Katherine Paton is much like any other 24-year-old.
She is a sister, a daughter, a qualified vet nurse and a dedicated gymnast who dreams of competing in the Olympics.
And if it weren’t for the dialysis machine in the corner you’d never know she was battling kidney failure.
Katherine has been on daily dialysis for the past three years. Every six hours is spent hooked up to dialysis to keep her alive.
But this isn’t stopping Katherine from chasing her dreams.
Katherine trains four hours a day, six days a week as a member of the New Zealand Seniors Rhythmic Gymnastics group.
And in a little less than a month they will be heading to Europe to take part in two World Cups in Belarus and Russia and a World Championships and training camp in Bulgaria.
The team have their sights set on the 2020 Olympics, for which these competitions will be a stepping stone to getting them there.
Katherine has been in love with gymnastics for as long as she can remember.
She started artistic gymnastics at five-years-old and by 13 she had taken up rhythmic gymnastics.
But in 2008 at 14, gymnastics was put on hold when she was diagnosed with a genetic mutation that was causing her kidney’s to fail.
Katherine was headed towards end-stage renal failure.
“I suddenly got sick. Flu-like symptoms, with a bit of blurred vision and vomiting, but I was never expecting something like that,” she says.
“They tested my mum immediately and she was a match, so she gave me my first kidney and I will always be grateful to her for that.”
In 2015 after seven years, the kidney that had been donated to Katherine by her mother failed and was removed.
She’s been back on dialysis ever since.
“I have to be careful with everything. I can only eat certain foods, and I’m probably only having about 300-500ml of liquids a day, which includes anything considered a liquid – sauces, yoghurt.”

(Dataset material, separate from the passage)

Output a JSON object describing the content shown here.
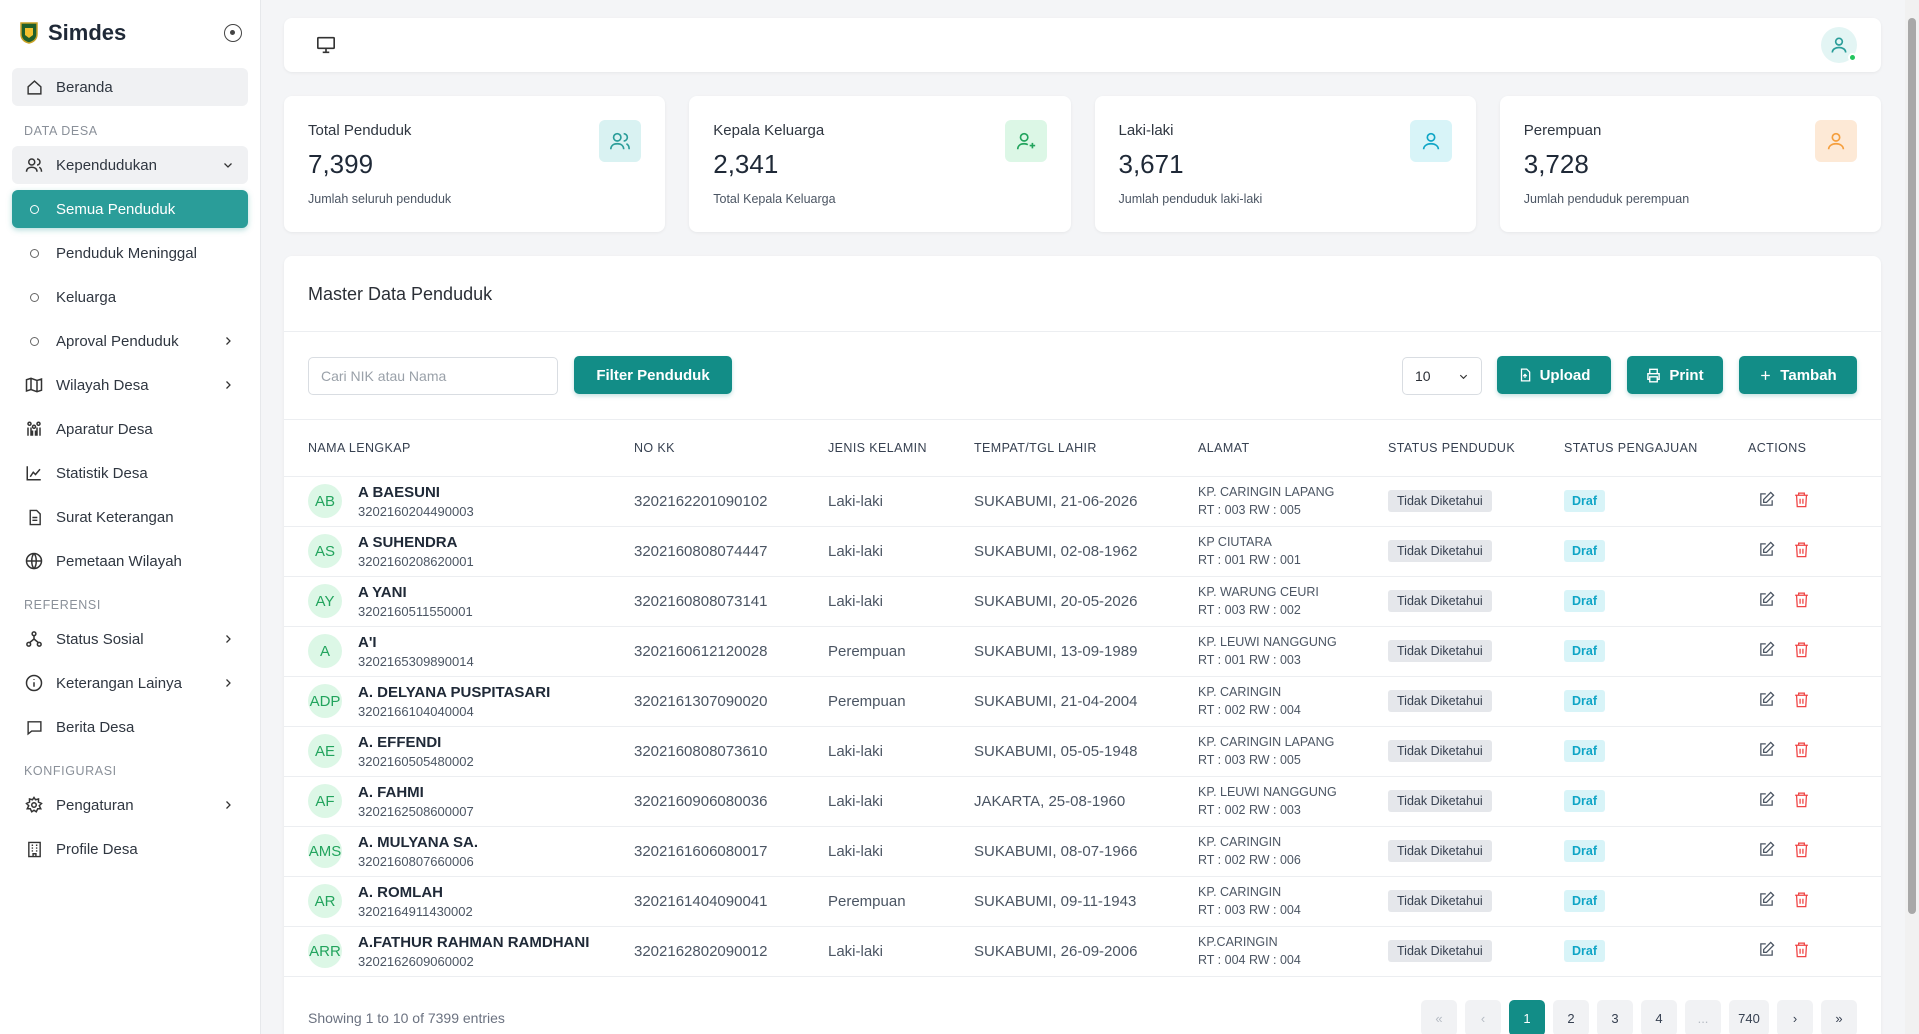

Since her diagnosis Katherine has had to give up her job as a vet nurse and also say goodbye to her father who passed away after a brave battle with cancer.
“I’ve always come back fighting because if you want something really bad, you do anything to achieve it,” she says.
She doesn’t know how long dialysis will work for her.
“I’ve been told that the life expectancy [for someone on dialysis] is five years, but then I was talking to someone on Facebook who had been on [dialysis] for 18 years so I really don’t know that the future holds,” she says.
But for now she is focused on keeping herself healthy by maintaining her dialysis, eating the correct food and controlling her fluid intake.
She is also training for her European trip and trying to raise enough money to get her dialysis equipment overseas.
With the trip less than a month away, she has raised only 10 per cent of the $20,000 needed to cover the cost of the journey, including getting her dialysis boxes delivered to the countries she will be visiting.
Katherine leaves for Europe on August 12.
- You can make a donation here: https://givealittle.co.nz/cause/kidney-kid-to-europe-to-compete-in-rhythmic-worlds